Pope Francis, the Synod, and the Dignity of Human Life

01-16-2022From Fr. Antony's DeskFr. John J. Barbella

“No human being can ever be incompatible with life, not for his age, nor for his health conditions, nor for the quality of his existence.”

Pope Francis spoke those words not long ago. He was speaking of something that we, as Catholics, believe quite deeply – that every human being is sacred, created in the image and likeness of God, and has a God given right to life.

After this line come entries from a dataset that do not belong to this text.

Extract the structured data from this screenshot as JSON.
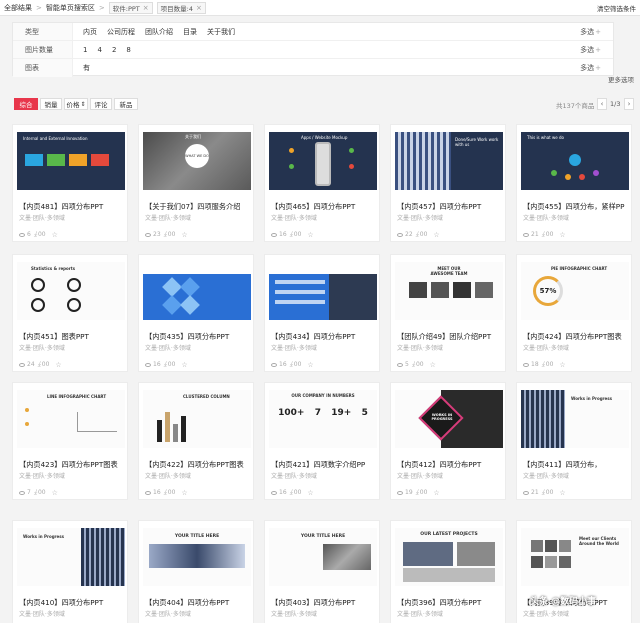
{
  "breadcrumb": {
    "root": "全部结果",
    "section": "智能单页搜索区",
    "sep": ">"
  },
  "chips": [
    {
      "label": "软件:PPT",
      "x": "×"
    },
    {
      "label": "项目数量:4",
      "x": "×"
    }
  ],
  "clear_filters": "清空筛选条件",
  "filters": [
    {
      "label": "类型",
      "options": [
        "内页",
        "公司历程",
        "团队介绍",
        "目录",
        "关于我们"
      ],
      "multi": "多选",
      "plus": "+"
    },
    {
      "label": "图片数量",
      "options": [
        "1",
        "4",
        "2",
        "8"
      ],
      "multi": "多选",
      "plus": "+"
    },
    {
      "label": "图表",
      "options": [
        "有"
      ],
      "multi": "多选",
      "plus": "+"
    }
  ],
  "more_options": "更多选项",
  "sort": {
    "items": [
      "综合",
      "销量",
      "价格",
      "评论",
      "新品"
    ],
    "price_arrow": "⇕"
  },
  "results_total": "共137个商品",
  "pager": {
    "page": "1/3",
    "prev": "‹",
    "next": "›"
  },
  "card_sub": "文墨·团队·多领域",
  "cards": [
    {
      "title": "【内页481】四项分布PPT",
      "views": "6",
      "downloads": "00"
    },
    {
      "title": "【关于我们07】四项服务介绍",
      "views": "23",
      "downloads": "00"
    },
    {
      "title": "【内页465】四项分布PPT",
      "views": "16",
      "downloads": "00"
    },
    {
      "title": "【内页457】四项分布PPT",
      "views": "22",
      "downloads": "00"
    },
    {
      "title": "【内页455】四项分布，紧样PP",
      "views": "21",
      "downloads": "00"
    },
    {
      "title": "【内页451】图表PPT",
      "views": "24",
      "downloads": "00"
    },
    {
      "title": "【内页435】四项分布PPT",
      "views": "16",
      "downloads": "00"
    },
    {
      "title": "【内页434】四项分布PPT",
      "views": "16",
      "downloads": "00"
    },
    {
      "title": "【团队介绍49】团队介绍PPT",
      "views": "5",
      "downloads": "00"
    },
    {
      "title": "【内页424】四项分布PPT图表",
      "views": "18",
      "downloads": "00"
    },
    {
      "title": "【内页423】四项分布PPT图表",
      "views": "7",
      "downloads": "00"
    },
    {
      "title": "【内页422】四项分布PPT图表",
      "views": "16",
      "downloads": "00"
    },
    {
      "title": "【内页421】四项数字介绍PP",
      "views": "16",
      "downloads": "00"
    },
    {
      "title": "【内页412】四项分布PPT",
      "views": "19",
      "downloads": "00"
    },
    {
      "title": "【内页411】四项分布，",
      "views": "21",
      "downloads": "00"
    },
    {
      "title": "【内页410】四项分布PPT",
      "views": "",
      "downloads": ""
    },
    {
      "title": "【内页404】四项分布PPT",
      "views": "",
      "downloads": ""
    },
    {
      "title": "【内页403】四项分布PPT",
      "views": "",
      "downloads": ""
    },
    {
      "title": "【内页396】四项分布PPT",
      "views": "",
      "downloads": ""
    },
    {
      "title": "【内页395】四项分布PPT",
      "views": "",
      "downloads": ""
    }
  ],
  "thumb_text": {
    "c1": "Internal and External Innovation",
    "c2_title": "关于我们",
    "c2_center": "WHAT WE DO",
    "c3": "Apps / Website Mockup",
    "c4": "Done/Sure Work work with us",
    "c5": "This is what we do",
    "c6": "Statistics & reports",
    "c9": "MEET OUR AWESOME TEAM",
    "c10_title": "PIE INFOGRAPHIC CHART",
    "c10_pct": "57%",
    "c11": "LINE INFOGRAPHIC CHART",
    "c12": "CLUSTERED COLUMN",
    "c13_title": "OUR COMPANY IN NUMBERS",
    "c13_nums": [
      "100+",
      "7",
      "19+",
      "5"
    ],
    "c14": "WORKS IN PROGRESS",
    "c15": "Works in Progress",
    "c16": "Works in Progress",
    "c17": "YOUR TITLE HERE",
    "c18": "YOUR TITLE HERE",
    "c19": "OUR LATEST PROJECTS",
    "c20": "Meet our Clients Around the World"
  },
  "watermark": "头条 @数码小事",
  "colors": {
    "accent": "#e8364b"
  }
}
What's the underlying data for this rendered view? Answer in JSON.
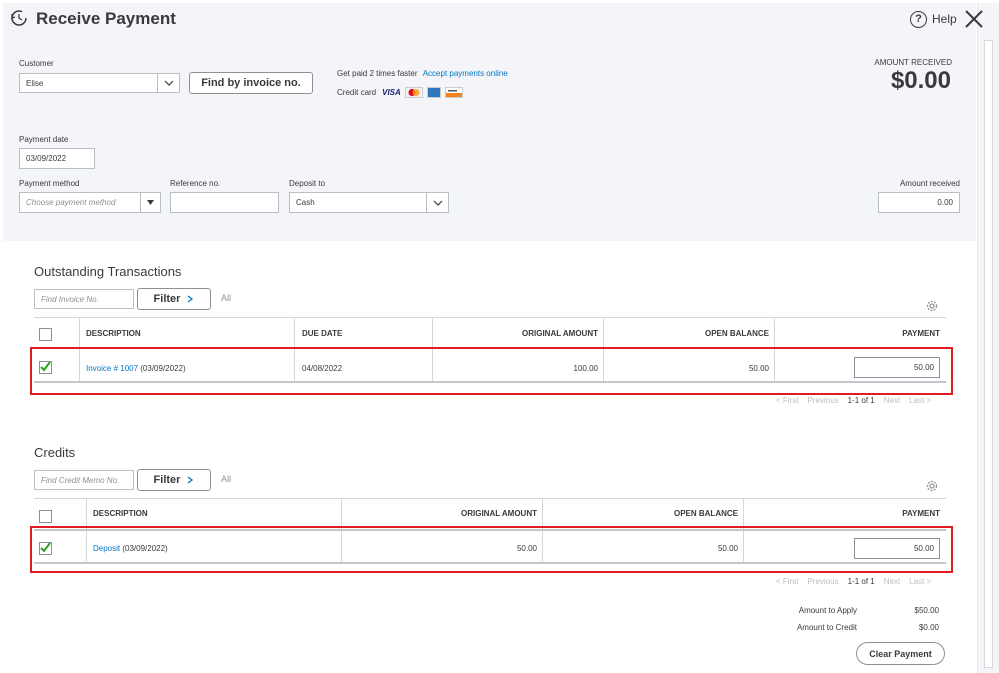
{
  "header": {
    "title": "Receive Payment",
    "help_label": "Help"
  },
  "customer": {
    "label": "Customer",
    "value": "Elise",
    "find_button": "Find by invoice no."
  },
  "promo": {
    "text": "Get paid 2 times faster",
    "link": "Accept payments online",
    "credit_card_label": "Credit card",
    "card_brands": [
      "VISA",
      "mastercard",
      "AMEX",
      "DISCOVER"
    ]
  },
  "amount_received_header": {
    "label": "AMOUNT RECEIVED",
    "value": "$0.00"
  },
  "payment_date": {
    "label": "Payment date",
    "value": "03/09/2022"
  },
  "payment_method": {
    "label": "Payment method",
    "placeholder": "Choose payment method"
  },
  "reference": {
    "label": "Reference no.",
    "value": ""
  },
  "deposit_to": {
    "label": "Deposit to",
    "value": "Cash"
  },
  "amount_received_field": {
    "label": "Amount received",
    "value": "0.00"
  },
  "outstanding": {
    "title": "Outstanding Transactions",
    "search_placeholder": "Find Invoice No.",
    "filter_label": "Filter",
    "all_label": "All",
    "columns": [
      "DESCRIPTION",
      "DUE DATE",
      "ORIGINAL AMOUNT",
      "OPEN BALANCE",
      "PAYMENT"
    ],
    "rows": [
      {
        "checked": true,
        "description_link": "Invoice # 1007",
        "description_rest": " (03/09/2022)",
        "due_date": "04/08/2022",
        "original_amount": "100.00",
        "open_balance": "50.00",
        "payment": "50.00"
      }
    ],
    "pager": {
      "first": "< First",
      "previous": "Previous",
      "range": "1-1 of 1",
      "next": "Next",
      "last": "Last >"
    }
  },
  "credits": {
    "title": "Credits",
    "search_placeholder": "Find Credit Memo No.",
    "filter_label": "Filter",
    "all_label": "All",
    "columns": [
      "DESCRIPTION",
      "ORIGINAL AMOUNT",
      "OPEN BALANCE",
      "PAYMENT"
    ],
    "rows": [
      {
        "checked": true,
        "description_link": "Deposit",
        "description_rest": " (03/09/2022)",
        "original_amount": "50.00",
        "open_balance": "50.00",
        "payment": "50.00"
      }
    ],
    "pager": {
      "first": "< First",
      "previous": "Previous",
      "range": "1-1 of 1",
      "next": "Next",
      "last": "Last >"
    }
  },
  "summary": {
    "apply_label": "Amount to Apply",
    "apply_value": "$50.00",
    "credit_label": "Amount to Credit",
    "credit_value": "$0.00",
    "clear_button": "Clear Payment"
  },
  "colors": {
    "accent_green": "#2ca01c",
    "link_blue": "#0077c5",
    "highlight_red": "#e11b22"
  }
}
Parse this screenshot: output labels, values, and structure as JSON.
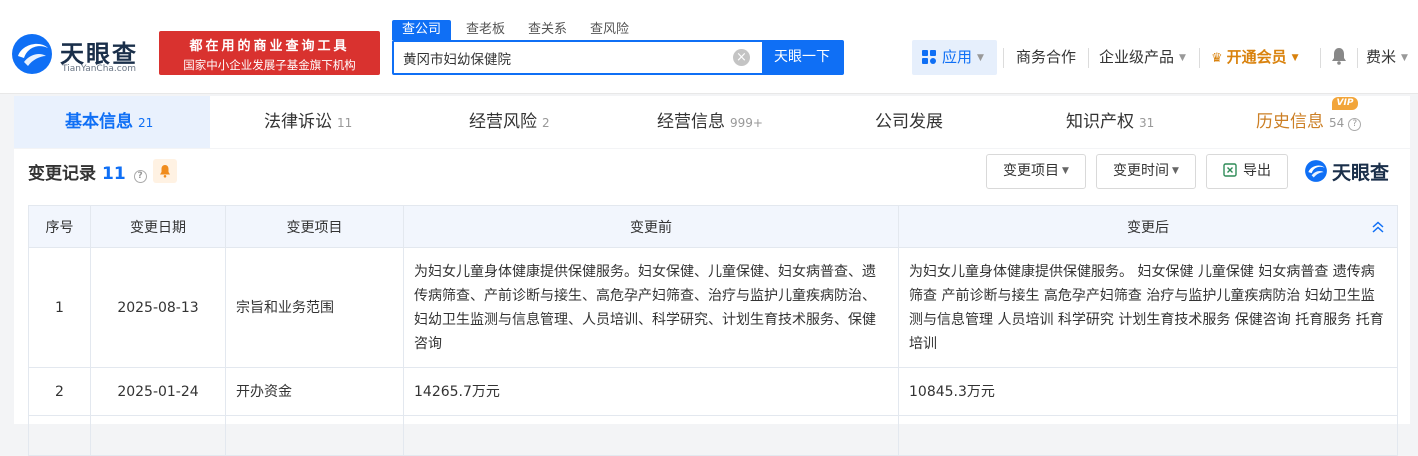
{
  "brand": {
    "name": "天眼查",
    "domain": "TianYanCha.com"
  },
  "slogan": {
    "line1": "都在用的商业查询工具",
    "line2": "国家中小企业发展子基金旗下机构"
  },
  "search": {
    "tabs": [
      "查公司",
      "查老板",
      "查关系",
      "查风险"
    ],
    "value": "黄冈市妇幼保健院",
    "button": "天眼一下"
  },
  "nav": {
    "app": "应用",
    "business": "商务合作",
    "enterprise": "企业级产品",
    "vip": "开通会员",
    "user": "费米"
  },
  "tabs": [
    {
      "label": "基本信息",
      "count": "21"
    },
    {
      "label": "法律诉讼",
      "count": "11"
    },
    {
      "label": "经营风险",
      "count": "2"
    },
    {
      "label": "经营信息",
      "count": "999+"
    },
    {
      "label": "公司发展",
      "count": ""
    },
    {
      "label": "知识产权",
      "count": "31"
    },
    {
      "label": "历史信息",
      "count": "54"
    }
  ],
  "vip_badge": "VIP",
  "section": {
    "title": "变更记录",
    "count": "11",
    "buttons": {
      "item": "变更项目",
      "time": "变更时间",
      "export": "导出"
    },
    "logo": "天眼查"
  },
  "table": {
    "headers": [
      "序号",
      "变更日期",
      "变更项目",
      "变更前",
      "变更后"
    ],
    "rows": [
      {
        "no": "1",
        "date": "2025-08-13",
        "item": "宗旨和业务范围",
        "before": "为妇女儿童身体健康提供保健服务。妇女保健、儿童保健、妇女病普查、遗传病筛查、产前诊断与接生、高危孕产妇筛查、治疗与监护儿童疾病防治、妇幼卫生监测与信息管理、人员培训、科学研究、计划生育技术服务、保健咨询",
        "after": "为妇女儿童身体健康提供保健服务。 妇女保健 儿童保健 妇女病普查 遗传病筛查 产前诊断与接生 高危孕产妇筛查 治疗与监护儿童疾病防治 妇幼卫生监测与信息管理 人员培训 科学研究 计划生育技术服务 保健咨询 托育服务 托育培训"
      },
      {
        "no": "2",
        "date": "2025-01-24",
        "item": "开办资金",
        "before": "14265.7万元",
        "after": "10845.3万元"
      }
    ]
  },
  "colors": {
    "primary": "#0f6ff5",
    "brand_red": "#d9322f",
    "vip": "#d9820d",
    "history": "#cc7f25"
  }
}
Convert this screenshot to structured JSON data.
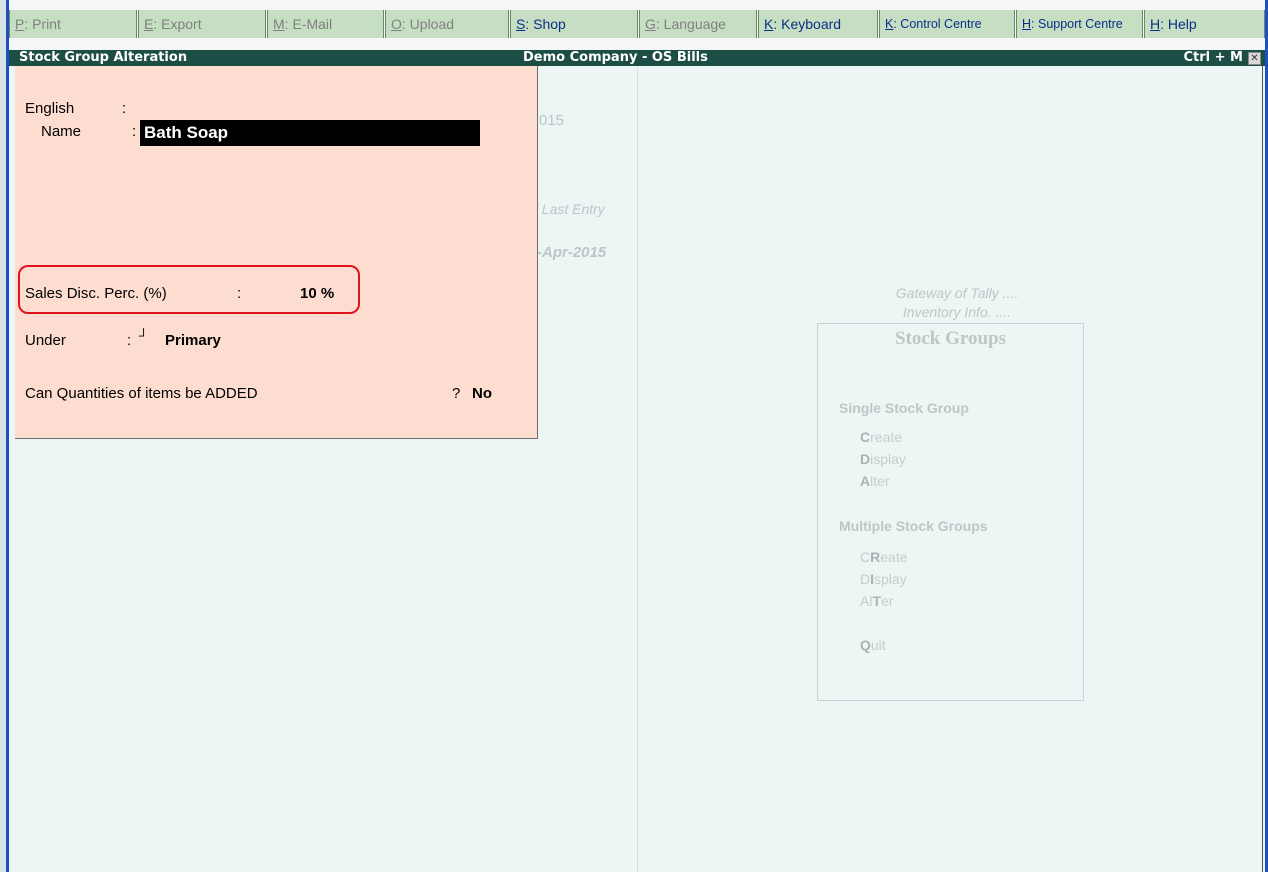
{
  "topbar": {
    "buttons": [
      {
        "key": "P",
        "label": ": Print",
        "state": "disabled"
      },
      {
        "key": "E",
        "label": ": Export",
        "state": "disabled"
      },
      {
        "key": "M",
        "label": ": E-Mail",
        "state": "disabled"
      },
      {
        "key": "O",
        "label": ": Upload",
        "state": "disabled"
      },
      {
        "key": "S",
        "label": ": Shop",
        "state": "enabled"
      },
      {
        "key": "G",
        "label": ": Language",
        "state": "disabled"
      },
      {
        "key": "K",
        "label": ": Keyboard",
        "state": "enabled"
      },
      {
        "key": "K",
        "label": ": Control Centre",
        "state": "enabled"
      },
      {
        "key": "H",
        "label": ": Support Centre",
        "state": "enabled"
      },
      {
        "key": "H",
        "label": ": Help",
        "state": "enabled"
      }
    ]
  },
  "titlebar": {
    "left": "Stock Group Alteration",
    "center": "Demo Company - OS Bills",
    "right": "Ctrl + M",
    "close_icon": "✕"
  },
  "background": {
    "partial_1": "015",
    "partial_2": "f Last Entry",
    "partial_3": "-Apr-2015"
  },
  "gateway": {
    "caption1": "Gateway of Tally ....",
    "caption2": "Inventory Info. ....",
    "title": "Stock Groups",
    "single_head": "Single Stock Group",
    "single_items": [
      {
        "hk": "C",
        "rest": "reate"
      },
      {
        "hk": "D",
        "rest": "isplay"
      },
      {
        "hk": "A",
        "rest": "lter"
      }
    ],
    "multi_head": "Multiple Stock Groups",
    "multi_items": [
      {
        "pre": "C",
        "hk": "R",
        "rest": "eate"
      },
      {
        "pre": "D",
        "hk": "I",
        "rest": "splay"
      },
      {
        "pre": "Al",
        "hk": "T",
        "rest": "er"
      }
    ],
    "quit": {
      "hk": "Q",
      "rest": "uit"
    }
  },
  "form": {
    "english_label": "English",
    "colon": ":",
    "name_label": "Name",
    "name_value": "Bath Soap",
    "disc_label": "Sales Disc. Perc. (%)",
    "disc_value": "10 %",
    "under_label": "Under",
    "under_marker": "┘",
    "under_value": "Primary",
    "qty_label": "Can Quantities of items be ADDED",
    "qty_q": "?",
    "qty_value": "No"
  },
  "colors": {
    "form_bg": "#fdddd0",
    "title_bg": "#1d4e45",
    "button_bg": "#c6dfc2",
    "highlight": "#e0131b",
    "border_blue": "#1c4fc5"
  }
}
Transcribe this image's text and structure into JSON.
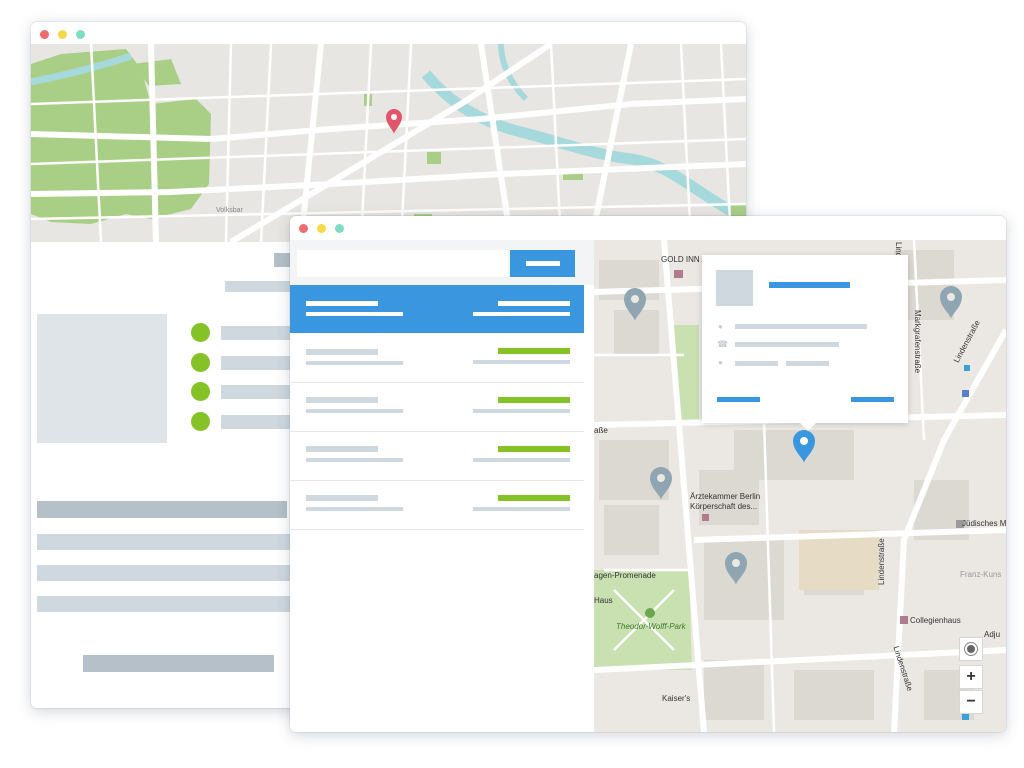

This coming Sat, Jan 22, will be 49th anniversary of the 1973 Supreme Court decision Roe vs. Wade, which effectively legalized abortion on demand in our country. The statistics since then are staggering, with well over 54 million abortions since that time. While the number of annual abortions has actually declined in recent years for a number of reasons, the lives of some three quarters of a million unborn babies are ended this way in our country each year. Add to that the fact that so many other lives are shattered by violence, hunger, and neglect and it is clear that we have much work to do.

Because of this, next Sat, Jan 22, is a special Day of Prayer for the Legal Protection of Unborn Children in our country. Everyone is asked to say a special prayer that day. Giving up a food you like that day, attending Daily Mass that morning, or doing some act of charity, perhaps for a place that helps mothers and children, such as Catholic Charities or Life Choices, are all good things to do that day. So is sending a message to our congressional representatives about the sacredness of human life.

This Friday, a bus of people from our parish will attend the March for Life. They will join hundreds of thousands of people to tell all the world that we believe in the dignity of human life. Pope Francis put it best, as he often does, saying: “every human being is always sacred and inviolable, in any situation and at every stage of development.”

The Holy Father certainly knows of what he speaks in this regard. While Archbishop of Buenos Aires, he regularly visited and celebrated Mass in some of the poorest slums in the world. He is well aware that some people live very difficult lives, but still believes their lives are precious, sacred, and deserving of our respect and help. The pope also practices what he preaches, not only advocating for the poor and unborn, but also inviting homeless people to lunch at the Vatican, visiting the imprisoned, and taking every opportunity to show his respect for the life of every human being. May we find concrete ways to follow his example, bringing food for the poor, serving at the soup kitchen, visiting elderly relatives, praying near abortion clinics, and going out of our way to show that we truly value every person that God has chosen to create.

Speaking of Pope Francis, many of you have probably heard that he has convoked a Synod. I will dedicate much of next week’s column to explaining just what a Synod is and what part we are being asked to play in it. Suffice it to say that a Synod is a process of prayer and reflection that, God willing, will lead us more deeply into both our personal relationship with Christ and our relationship with each other as members of His Church.

For this to happen, each of us has to enter more deeply into prayer. To help us do this, our parish will host a Forty Hours beginning at the conclusion of the 5:30pm Mass next Sunday. Except during Mass, the Blessed Sacrament will be exposed in Church from that time until 6:30pm on Tue, Jan 25 roughly forty hours! Everyone is asked to come and spend some quiet time with our Lord in the Blessed Sacrament during that time.

Please plan on spending at least an hour or two in prayer during Forty Hours. I can tell you, from my own experience, that doing so is a very powerful experience! More details about Forty Hours can be found on our parish website, and in next weekend’s bulletin. Questions to help you in prayerful reflection will be provided in the pews, and in next week’s bulletin.

Please say a Hail Mary for me today, and every day. I make a point of praying for all of you. It is a pleasure to be your parish priest, and I appreciate all the help that so many of you give me, especially by means of your prayers.

Have a great week!
Fr. John